 The Marine-i Discovery Room Event titled Composite materials – sector challenges and opportunities for innovation was held on 30th April at St Austell Conference Centre and attracted an audience of around 50 delegates.

Composite materials are playing an increasingly important role in the marine industry. Being lightweight and durable, they score very highly on efficiency measures. There are also new types of materials appearing on the scene, such as new thermoplastics and self-healing composites.

The event was attended by a very broad cross-section of regional businesses, from surfboard companies to advanced composite boat builders and equipment manufactures. This demonstrates the wide range of applications that these materials have in the marine industry.

Nigel Keen of the National Composites Centre gave the keynote presentation, explaining the role of composites across different sectors and the UK’s composite strategy.

Dr Derek Craig of the Offshore Renewable Energy Catapult and Dr Terence Macquart of the University of Bristol detailed the work being done at the Wind Blades Research Hub. Leading edge erosion is often a problem for wind turbine blades, and more advanced composites can help to address this.

Paul Dunstan of Fraser Nash Consultancy gave the audience insights into some of the innovative work in this field currently being done by UK companies.

Stephen Leonard-Williams of Composite Integration talked the audience through the pioneering work they have done, which has made the company a world leader in the control and optimisation of composite moulding processes.

Dr Rachel Nichols-Lee of Whiskerstay talked about the benefits of composites in propeller design for electric and hybrid propulsion systems for smaller craft. The use of composites here can help to reduce vibration and create propellers that are easier to repair.

Casper Kruger of NOV (National Oilwell Varco) highlighted their progress toward achieving a zero landfill policy for composites. Reducing the size of waste ‘chunks’ had allowed 97% of waste to enter the Energy from Waste scheme, rather than being sent to landfill.

Ian Falconer of Fishy Filaments explained how they have been able to carry out 3D printing of micro composites, using waste carbon fibres with nylon from recycled fishing nets – another great example of the innovative thinking being adopted around recyclability.

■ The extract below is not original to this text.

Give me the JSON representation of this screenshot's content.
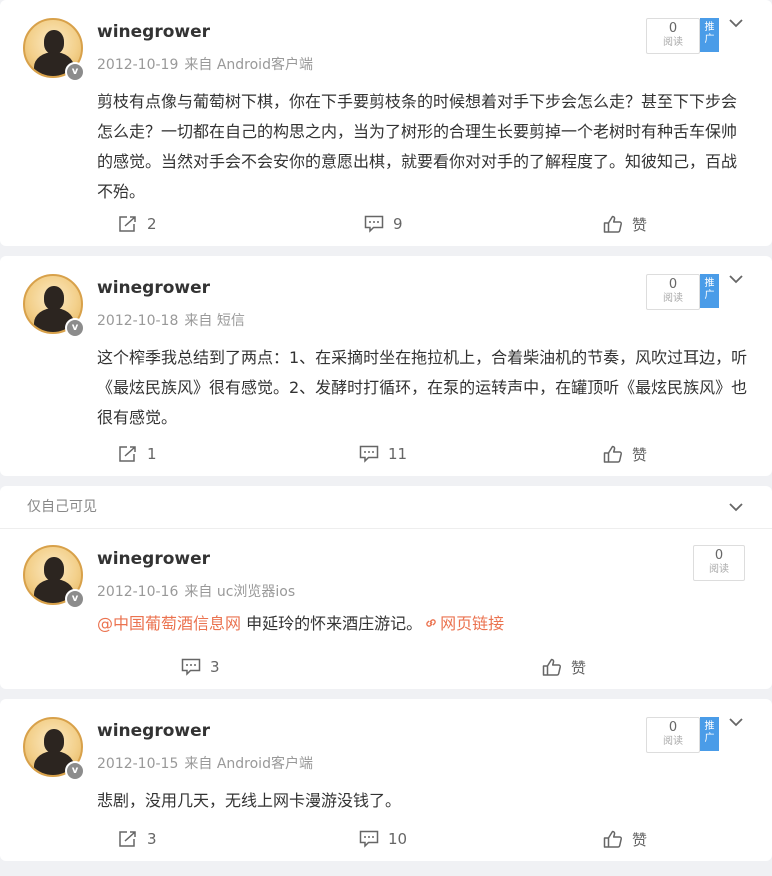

Alex Whatley, Knowledge Exchange Manager at the University of Plymouth and lead organiser for this event said:

“This was a really productive day that saw a great deal of useful information and up to date insights being disseminated to the businesses that attended. We hope this will play a valuable role in helping to shape their innovation plans and highlighting the opportunities open to them in this sector. The Marine-i team is very grateful to all the presenters who took part in the day.

“During the day, there were many issues discussed around end of life, recycling and waste management, and we are keen to explore these in more depth. So we hope that this will lead to a further event focussed specifically around these topics in the near future.

“If any Cornwall-based businesses are currently working on innovations in the field of composite materials and are looking for support to help develop, test and commercialise them, then they should speak to the expert team at Marine-i.”